However, the quality and type of anchors will determine the strength of your shelf. Short answer — that would be perfect. This is your best bet for strong heavy-duty shelves. Can you use anchors? Yes, you can but the stability of the shelf would depend on how strong the anchors are.
They are! I built and installed the floating shelves all by myself — within a couple of hours. It was a challenge to balance the brace, make sure it was level and attach at the same time. If built and attached the right way, the floating shelves can be super strong and support a large amount of weight.
I put the shelves I built to the test — I sat on it. Watch the video below to see what happens.

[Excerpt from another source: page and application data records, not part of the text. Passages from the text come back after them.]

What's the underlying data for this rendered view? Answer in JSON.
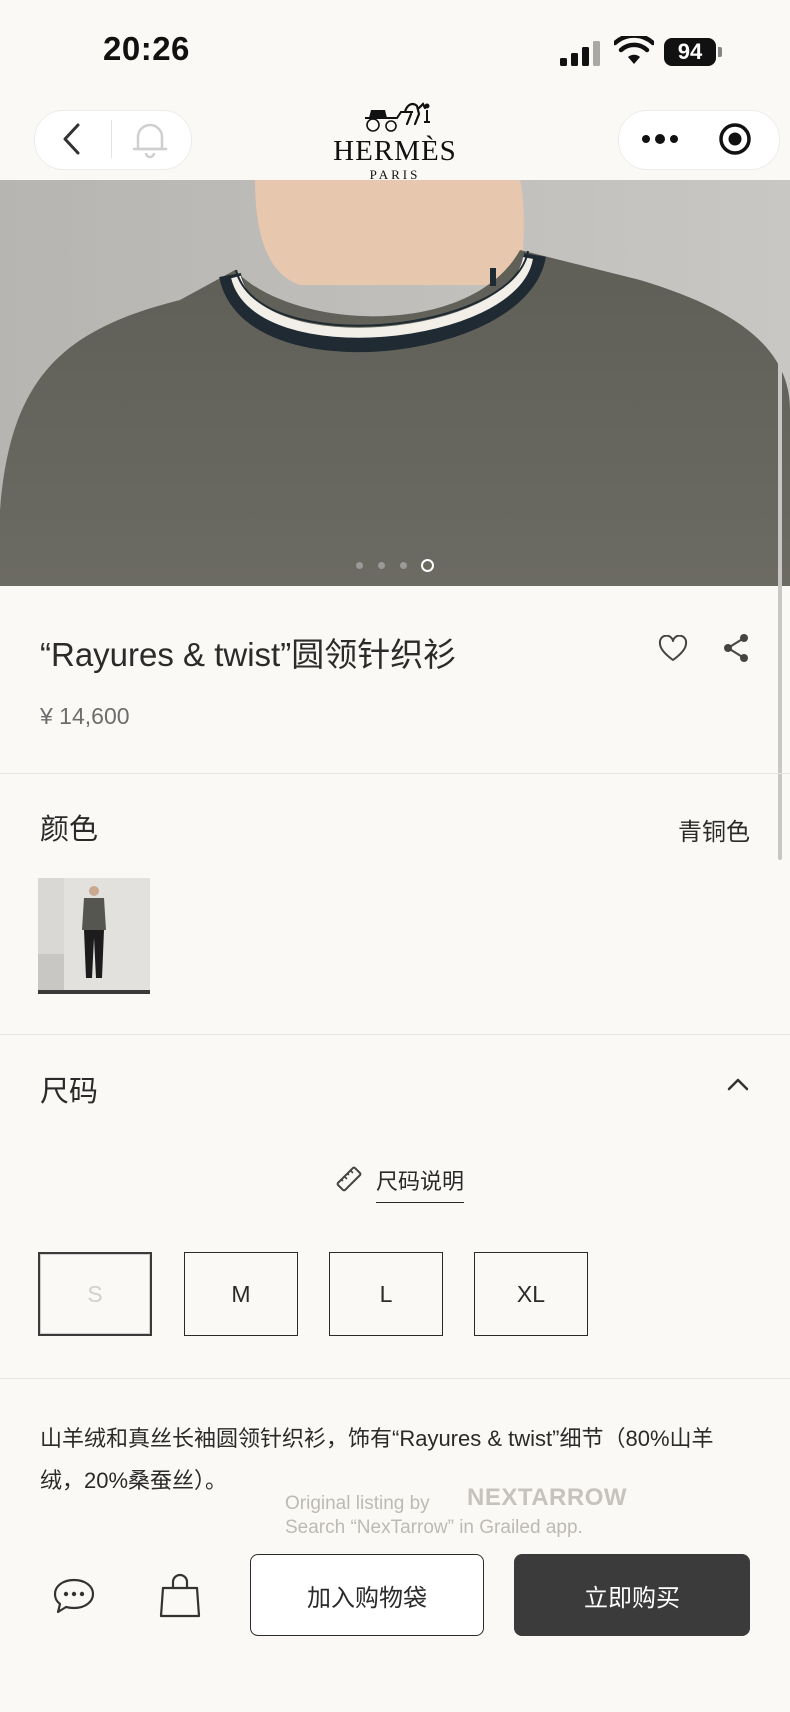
{
  "status_bar": {
    "time": "20:26",
    "battery": "94"
  },
  "header": {
    "brand": "HERMÈS",
    "brand_sub": "PARIS"
  },
  "hero": {
    "page_count": 4,
    "active_page": 4
  },
  "product": {
    "title": "“Rayures & twist”圆领针织衫",
    "price": "¥ 14,600"
  },
  "color_section": {
    "label": "颜色",
    "value": "青铜色"
  },
  "size_section": {
    "label": "尺码",
    "guide_label": "尺码说明",
    "sizes": [
      "S",
      "M",
      "L",
      "XL"
    ],
    "unavailable": [
      "S"
    ]
  },
  "description": "山羊绒和真丝长袖圆领针织衫，饰有“Rayures & twist”细节（80%山羊绒，20%桑蚕丝）。",
  "watermark": {
    "line1": "Original listing by",
    "brand": "NEXTARROW",
    "line2": "Search “NexTarrow” in Grailed app."
  },
  "bottom_bar": {
    "add_to_bag": "加入购物袋",
    "buy_now": "立即购买"
  }
}
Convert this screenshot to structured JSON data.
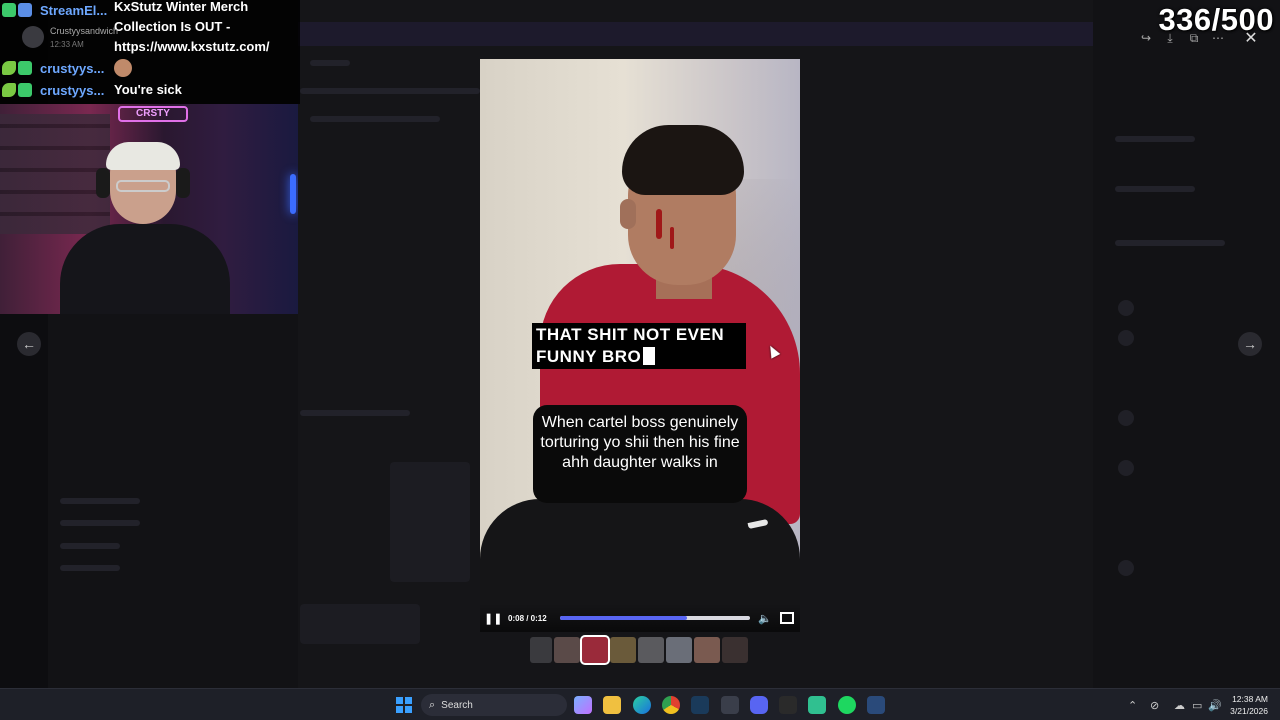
{
  "chat": {
    "messages": [
      {
        "user": "StreamEl...",
        "text": "KxStutz Winter Merch Collection Is OUT - https://www.kxstutz.com/"
      },
      {
        "user": "crustyys...",
        "text": ""
      },
      {
        "user": "crustyys...",
        "text": "You're sick"
      }
    ],
    "sub_user": "Crustyysandwich",
    "sub_time": "12:33 AM"
  },
  "webcam": {
    "sign_text": "CRSTY"
  },
  "counter": "336/500",
  "video": {
    "caption_top": "THAT SHIT NOT EVEN FUNNY BRO",
    "caption_bottom": "When cartel boss genuinely torturing yo shii then his fine ahh daughter walks in",
    "time": "0:08 / 0:12",
    "progress": 0.667
  },
  "taskbar": {
    "search_placeholder": "Search",
    "time": "12:38 AM",
    "date": "3/21/2026"
  },
  "icons": {
    "prev": "arrow-left-icon",
    "next": "arrow-right-icon",
    "close": "close-icon"
  },
  "colors": {
    "accent": "#5865f2",
    "chat_user": "#6ea8ff"
  }
}
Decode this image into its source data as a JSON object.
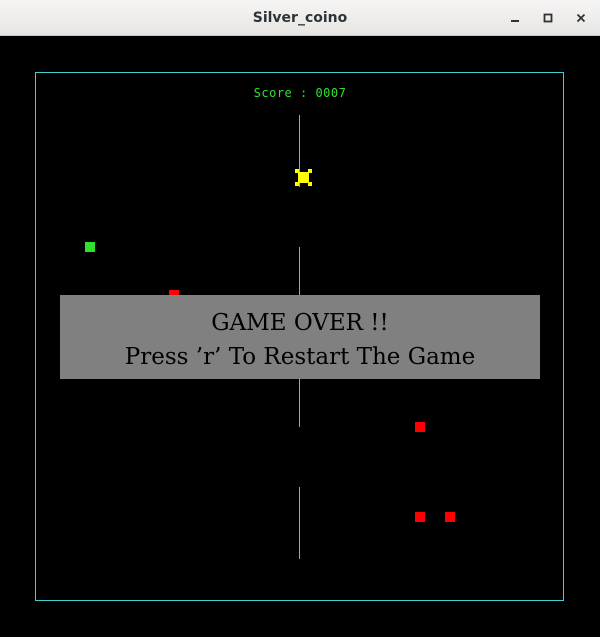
{
  "window": {
    "title": "Silver_coino",
    "buttons": {
      "minimize_icon": "minimize-icon",
      "maximize_icon": "maximize-icon",
      "close_icon": "close-icon"
    }
  },
  "game": {
    "score_text": "Score : 0007",
    "colors": {
      "background": "#000000",
      "border": "#3fd0d0",
      "score": "#2fe02f",
      "player": "#2fe02f",
      "enemy": "#ff0000",
      "coin": "#ffff00",
      "overlay": "#808080"
    },
    "overlay": {
      "line1": "GAME OVER !!",
      "line2": "Press ’r’ To Restart The Game"
    }
  }
}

Like I mentioned a few times — you really want to do your best to hit the studs.
You want at least 2 studs per shelf. The depth is really your choice! It can be dictated by the material you have available to build the shelf box. As always, I have a detailed video showing you exactly how I made the shelf below. Step by step tutorial follows below.
Watch it till the end to see me test out the shelf! Check out the plans for guides to building your own shelf. You can always modify the width and depth to fit your needs. Make sure to measure for shelves to determine the perfect size needed for your situation.
See my notes above. Note — I used 2x4 boards for the frame because I already had enough in my scrap pile. Using 2x3 boards will give a shelf that is just as strong but thinner. Also, I used plywood because of the depth of my shelf. You can also use 1x8 or 1x10 board for narrower shelves or better-finished edges. Tip — i n order to make sure you attach the boards at the right spot, draw a line through the middle of the joint and extend it down to the sides.
Tip — use the frame to set up the box. This will make sure you have everything aligned. Just be careful not to nail your box to the frame by accident. About the Paslode finish nailer I used- This is a really powerful finish nailer! It is a great nailer to use to build or add trim and baseboards or board and batten as well! This is the most critical part for strong shelves. I highly recommend attaching to studs or using extremely good quality anchors. Important — Be sure to add 2 screws each for the maximum strength.
If you make this, I would love to see it! Email me at [email protected] or share and tag me on Instagram anikasdiylife. I cannot wait to see what you make! Table of contents The basic DIY floating shelf structure How do you attach floating shelves to the wall Do you need studs to attach to the wall Are floating shelves easy to put up?
Are floating shelves strong? How do you measure for floating shelves? Do you need studs to attach to the wall? Material needed Lumber per the plans. Circular saw or table saw Drill-driver or Impact driver. Materials Lumber per the plans.
Make the cuts for the box using a circular saw or a table saw. Set up the boards for the frame - two on each end and others approximately " from each other. Make sure to leave enough space around the area where you want to attach to the studs. Attach the boards using the strong structural screws. Add 2 screws at each location! Build the box by attaching the plywood or material for the box using wood glue and finish nails.
Attach the shelf to the wall by driving fasteners directly through the back of the frame and into the studs or anchors. Slide the box onto the frame to complete the shelf!